To understand what’s going on with the models, and why there have been so many more deaths in the one-week span, Zulfiqar Bhutta, director of research at the Centre for Global Child Health at the Hospital for Sick Children in Toronto, said much more information about the models needs to be made public. For example, he said it’s important to know the proportion of deaths in long-term care that fall into the bracket of unexpected deaths.
“There could be a simple explanation for this, and there could also be an explanation that their estimations of the translation of number of cases, to hospitalizations, to deaths is off,” Dr. Bhutta said.
The population age distribution that the models rely on is one example of an assumption that influences the models, but that hasn’t been released, Dr. Bhutta said. That data gap makes it difficult to verify the federal government’s models or recommend areas where they need to be recalibrated.
Ottawa’s approach is different from governments in the United States and Britain, which have relied on the “full force" of academia to help inform their pandemic projections, he said. “I just don’t understand why this would be kept under wraps."
With almost 500 deaths above what was predicted in one week, Prime Minister Justin Trudeau on Thursday underscored that the models are “not a declaration of what is going to happen,” but allow officials to prepare for the short and long term.
He said the deaths in long-term care show “we need to take more measures to protect our seniors” and that he would raise it with the premiers in their weekly teleconference.

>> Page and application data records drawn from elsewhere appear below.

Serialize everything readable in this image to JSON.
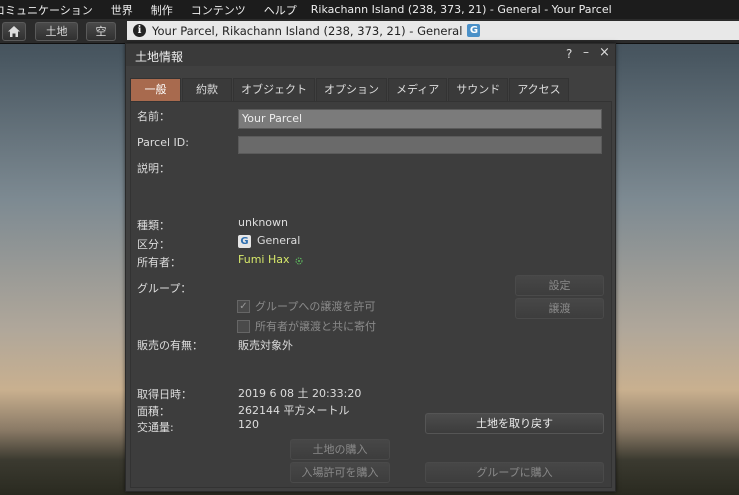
{
  "menubar": {
    "items": [
      "コミュニケーション",
      "世界",
      "制作",
      "コンテンツ",
      "ヘルプ"
    ],
    "location": "Rikachann Island (238, 373, 21) - General - Your Parcel"
  },
  "navbar": {
    "home_icon": "home-icon",
    "land_label": "土地",
    "sky_label": "空",
    "location_text": "Your Parcel, Rikachann Island (238, 373, 21) - General",
    "rating_badge": "G"
  },
  "floater": {
    "title": "土地情報",
    "help": "?",
    "minimize": "–",
    "close": "×",
    "tabs": [
      "一般",
      "約款",
      "オブジェクト",
      "オプション",
      "メディア",
      "サウンド",
      "アクセス"
    ],
    "active_tab": 0
  },
  "general": {
    "name_label": "名前：",
    "name_value": "Your Parcel",
    "parcel_id_label": "Parcel ID:",
    "parcel_id_value": "",
    "description_label": "説明：",
    "type_label": "種類：",
    "type_value": "unknown",
    "rating_label": "区分：",
    "rating_badge": "G",
    "rating_value": "General",
    "owner_label": "所有者：",
    "owner_value": "Fumi Hax",
    "group_label": "グループ：",
    "set_button": "設定",
    "deed_button": "譲渡",
    "allow_deed_label": "グループへの譲渡を許可",
    "allow_deed_checked": true,
    "owner_contrib_label": "所有者が譲渡と共に寄付",
    "owner_contrib_checked": false,
    "for_sale_label": "販売の有無：",
    "for_sale_value": "販売対象外",
    "acquired_label": "取得日時：",
    "acquired_value": "2019 6 08 土 20:33:20",
    "area_label": "面積：",
    "area_value": "262144 平方メートル",
    "traffic_label": "交通量:",
    "traffic_value": "120",
    "reclaim_button": "土地を取り戻す",
    "buy_land_button": "土地の購入",
    "buy_pass_button": "入場許可を購入",
    "buy_for_group_button": "グループに購入"
  }
}
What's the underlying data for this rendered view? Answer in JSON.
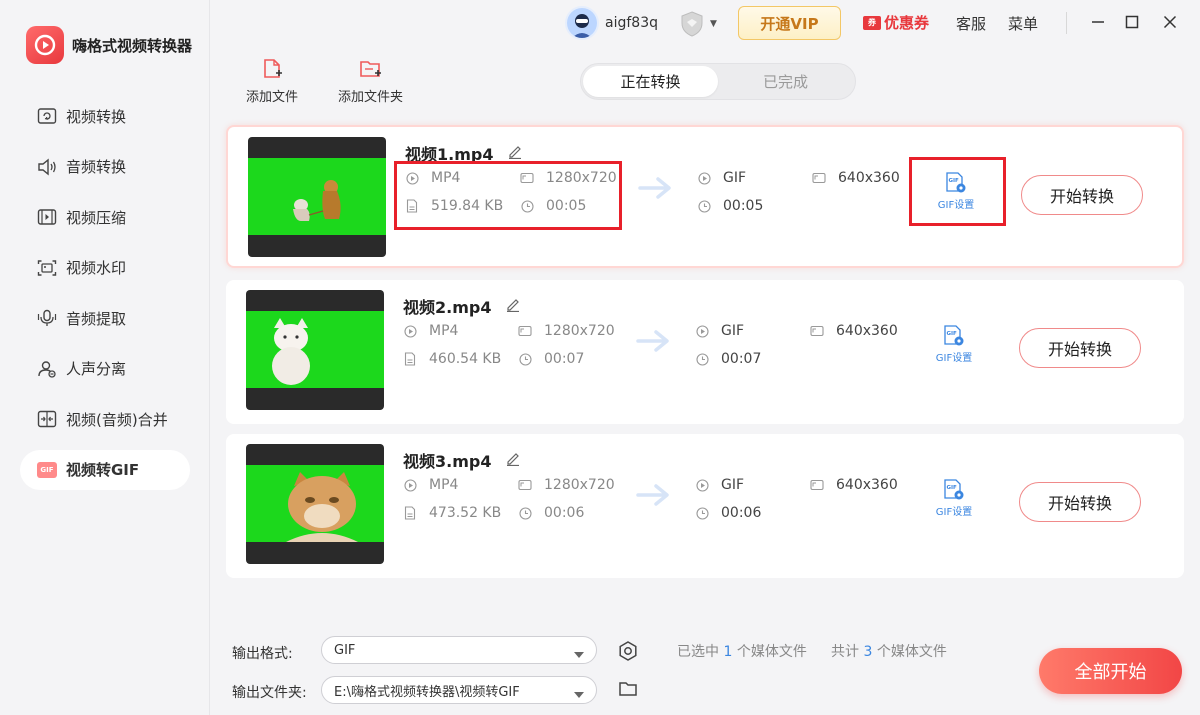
{
  "app": {
    "title": "嗨格式视频转换器"
  },
  "sidebar": {
    "items": [
      {
        "label": "视频转换",
        "icon": "video-convert-icon"
      },
      {
        "label": "音频转换",
        "icon": "audio-convert-icon"
      },
      {
        "label": "视频压缩",
        "icon": "video-compress-icon"
      },
      {
        "label": "视频水印",
        "icon": "video-watermark-icon"
      },
      {
        "label": "音频提取",
        "icon": "audio-extract-icon"
      },
      {
        "label": "人声分离",
        "icon": "vocal-separate-icon"
      },
      {
        "label": "视频(音频)合并",
        "icon": "merge-icon"
      },
      {
        "label": "视频转GIF",
        "icon": "gif-icon",
        "chip": "GIF",
        "active": true
      }
    ]
  },
  "header": {
    "username": "aigf83q",
    "vip_label": "开通VIP",
    "coupon_label": "优惠券",
    "coupon_tag": "券",
    "service_label": "客服",
    "menu_label": "菜单"
  },
  "toolbar": {
    "add_file_label": "添加文件",
    "add_folder_label": "添加文件夹"
  },
  "tabs": {
    "converting": "正在转换",
    "completed": "已完成"
  },
  "files": [
    {
      "name": "视频1.mp4",
      "src_format": "MP4",
      "src_resolution": "1280x720",
      "src_size": "519.84 KB",
      "src_duration": "00:05",
      "out_format": "GIF",
      "out_resolution": "640x360",
      "out_duration": "00:05",
      "gif_settings_label": "GIF设置",
      "gif_chip": "GIF",
      "start_label": "开始转换",
      "selected": true
    },
    {
      "name": "视频2.mp4",
      "src_format": "MP4",
      "src_resolution": "1280x720",
      "src_size": "460.54 KB",
      "src_duration": "00:07",
      "out_format": "GIF",
      "out_resolution": "640x360",
      "out_duration": "00:07",
      "gif_settings_label": "GIF设置",
      "gif_chip": "GIF",
      "start_label": "开始转换",
      "selected": false
    },
    {
      "name": "视频3.mp4",
      "src_format": "MP4",
      "src_resolution": "1280x720",
      "src_size": "473.52 KB",
      "src_duration": "00:06",
      "out_format": "GIF",
      "out_resolution": "640x360",
      "out_duration": "00:06",
      "gif_settings_label": "GIF设置",
      "gif_chip": "GIF",
      "start_label": "开始转换",
      "selected": false
    }
  ],
  "bottom": {
    "output_format_label": "输出格式:",
    "output_format_value": "GIF",
    "output_folder_label": "输出文件夹:",
    "output_folder_value": "E:\\嗨格式视频转换器\\视频转GIF",
    "selected_prefix": "已选中",
    "selected_count": "1",
    "selected_suffix": "个媒体文件",
    "total_prefix": "共计",
    "total_count": "3",
    "total_suffix": "个媒体文件",
    "start_all_label": "全部开始"
  },
  "colors": {
    "accent": "#e8383d",
    "link_blue": "#3b86e0",
    "highlight_red": "#e8202a",
    "vip_gold": "#c6781a",
    "green_screen": "#1cd81c"
  }
}
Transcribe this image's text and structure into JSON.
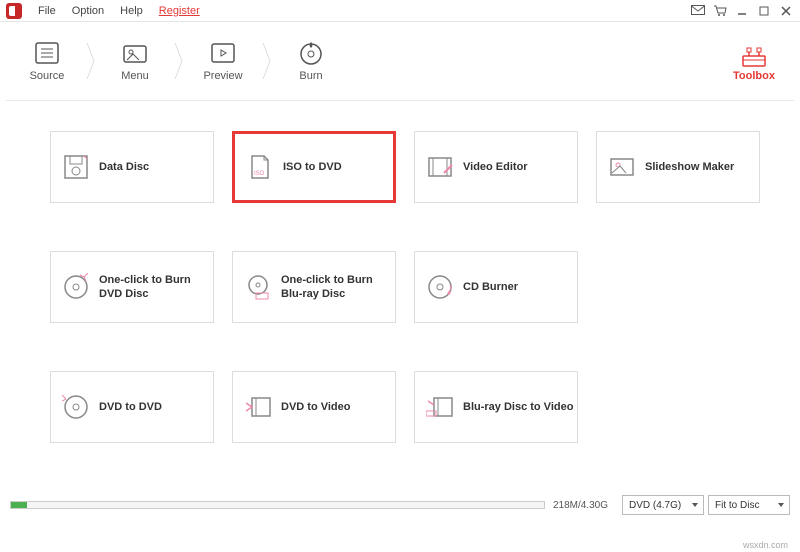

Because Canada is still in the early days of the pandemic, Dr. Bhutta said more data over the next few days will help to show whether the models are holding up or need changing.
By Tuesday, Dr. Tam said the latest federal estimates show that between 1,200 and 1,620 people could die as a result of the disease. But she again cautioned that those projections are subject to change.
Sign up for the Coronavirus Update newsletter to read the day’s essential coronavirus news, features and explainers written by Globe reporters.